"Supposing ruins to represent the highest age-value, it could be argued that monuments should not be conserved, let alone restored. The documentary value of a monument could just as well justify making facsimiles as conserving disintegrating originals. Dismantling and reassembling an original in a museum might be the best way to safeguard its integrity and intelligibility; once properly surveyed and published for the historical record, it could be altered or even destroyed without its historical value being lost."
To read Riegl and Dohio one understands the extent to which preservationists tried to split hairs with their theories. They are both essentially agreeing with one of our basic assumptions, that buildings should be allowed to turn into ruins. Our understanding of ruin-preservation exists somewhere on the continuum with them. We agree with Riegl's assessment about monuments being allowed to decay into ruins. We also agree with Dehio about the historic value for national, sectoral and tribal importance. We are claiming that buildings can both be allowed to descend into ruin AND maintain their historical importance. In fact, their very ruination is part of what allows the structures to enhance their importance.

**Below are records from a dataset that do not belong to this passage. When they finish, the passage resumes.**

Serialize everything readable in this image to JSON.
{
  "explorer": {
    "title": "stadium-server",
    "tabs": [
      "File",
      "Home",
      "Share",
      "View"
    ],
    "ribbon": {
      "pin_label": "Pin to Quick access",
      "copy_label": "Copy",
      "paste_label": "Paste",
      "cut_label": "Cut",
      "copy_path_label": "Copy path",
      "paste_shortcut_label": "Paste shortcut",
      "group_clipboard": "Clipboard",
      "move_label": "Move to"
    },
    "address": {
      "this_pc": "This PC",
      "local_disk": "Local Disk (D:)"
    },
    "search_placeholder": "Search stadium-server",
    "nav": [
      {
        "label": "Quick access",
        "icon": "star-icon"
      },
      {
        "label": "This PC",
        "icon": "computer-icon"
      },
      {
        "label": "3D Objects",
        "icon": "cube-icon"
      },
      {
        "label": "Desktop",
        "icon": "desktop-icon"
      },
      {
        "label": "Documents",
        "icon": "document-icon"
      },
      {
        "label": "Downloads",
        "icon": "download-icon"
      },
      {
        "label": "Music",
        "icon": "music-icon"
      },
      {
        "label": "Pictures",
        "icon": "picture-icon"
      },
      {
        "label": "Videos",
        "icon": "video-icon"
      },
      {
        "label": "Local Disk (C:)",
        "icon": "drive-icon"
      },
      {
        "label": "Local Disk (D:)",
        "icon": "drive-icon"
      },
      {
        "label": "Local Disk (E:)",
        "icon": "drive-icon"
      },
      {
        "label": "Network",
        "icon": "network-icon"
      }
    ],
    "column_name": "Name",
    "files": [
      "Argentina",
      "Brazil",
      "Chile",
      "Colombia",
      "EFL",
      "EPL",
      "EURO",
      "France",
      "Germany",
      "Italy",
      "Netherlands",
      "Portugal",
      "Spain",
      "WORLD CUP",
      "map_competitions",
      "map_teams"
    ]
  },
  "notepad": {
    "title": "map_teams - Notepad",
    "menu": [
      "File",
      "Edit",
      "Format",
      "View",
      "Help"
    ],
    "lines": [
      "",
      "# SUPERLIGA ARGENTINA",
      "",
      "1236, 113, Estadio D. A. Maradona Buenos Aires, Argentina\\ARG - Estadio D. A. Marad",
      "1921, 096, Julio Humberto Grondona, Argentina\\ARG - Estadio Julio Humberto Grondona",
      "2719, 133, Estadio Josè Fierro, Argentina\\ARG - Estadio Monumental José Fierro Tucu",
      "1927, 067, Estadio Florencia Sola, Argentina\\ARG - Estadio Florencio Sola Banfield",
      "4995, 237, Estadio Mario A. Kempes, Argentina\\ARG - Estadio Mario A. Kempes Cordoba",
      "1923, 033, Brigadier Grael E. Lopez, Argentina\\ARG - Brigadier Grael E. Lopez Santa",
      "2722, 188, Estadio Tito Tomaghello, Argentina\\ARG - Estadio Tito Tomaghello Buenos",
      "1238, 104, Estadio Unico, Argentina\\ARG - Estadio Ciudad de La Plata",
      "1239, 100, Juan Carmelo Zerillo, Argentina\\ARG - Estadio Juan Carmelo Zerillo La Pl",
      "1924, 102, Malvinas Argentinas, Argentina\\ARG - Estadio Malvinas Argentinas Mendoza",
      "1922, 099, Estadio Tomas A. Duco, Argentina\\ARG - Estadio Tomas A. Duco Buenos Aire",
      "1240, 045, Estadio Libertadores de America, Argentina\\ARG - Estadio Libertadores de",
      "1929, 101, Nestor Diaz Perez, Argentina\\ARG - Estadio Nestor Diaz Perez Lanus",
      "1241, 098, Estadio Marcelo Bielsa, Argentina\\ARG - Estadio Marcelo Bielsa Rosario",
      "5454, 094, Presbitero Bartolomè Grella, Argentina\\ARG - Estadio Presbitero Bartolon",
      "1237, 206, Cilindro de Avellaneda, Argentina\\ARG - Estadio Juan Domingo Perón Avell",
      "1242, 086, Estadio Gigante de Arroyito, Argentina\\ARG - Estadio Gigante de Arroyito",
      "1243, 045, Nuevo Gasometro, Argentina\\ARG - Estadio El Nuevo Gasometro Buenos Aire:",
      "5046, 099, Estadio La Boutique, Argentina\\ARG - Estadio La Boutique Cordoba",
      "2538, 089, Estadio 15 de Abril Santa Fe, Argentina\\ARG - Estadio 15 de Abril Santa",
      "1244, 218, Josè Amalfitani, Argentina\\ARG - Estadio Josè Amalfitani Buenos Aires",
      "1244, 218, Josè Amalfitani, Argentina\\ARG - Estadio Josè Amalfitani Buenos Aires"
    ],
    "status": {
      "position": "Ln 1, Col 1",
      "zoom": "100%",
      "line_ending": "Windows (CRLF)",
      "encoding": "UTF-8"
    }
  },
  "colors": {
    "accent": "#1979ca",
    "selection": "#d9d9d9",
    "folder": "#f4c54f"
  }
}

1 comment:

  1. This is a superb entry, I have been advocating a new kind of conservation for ruins and feeling like a lone voice I am now reassured that others have taken this approach before. Thanks for getting us together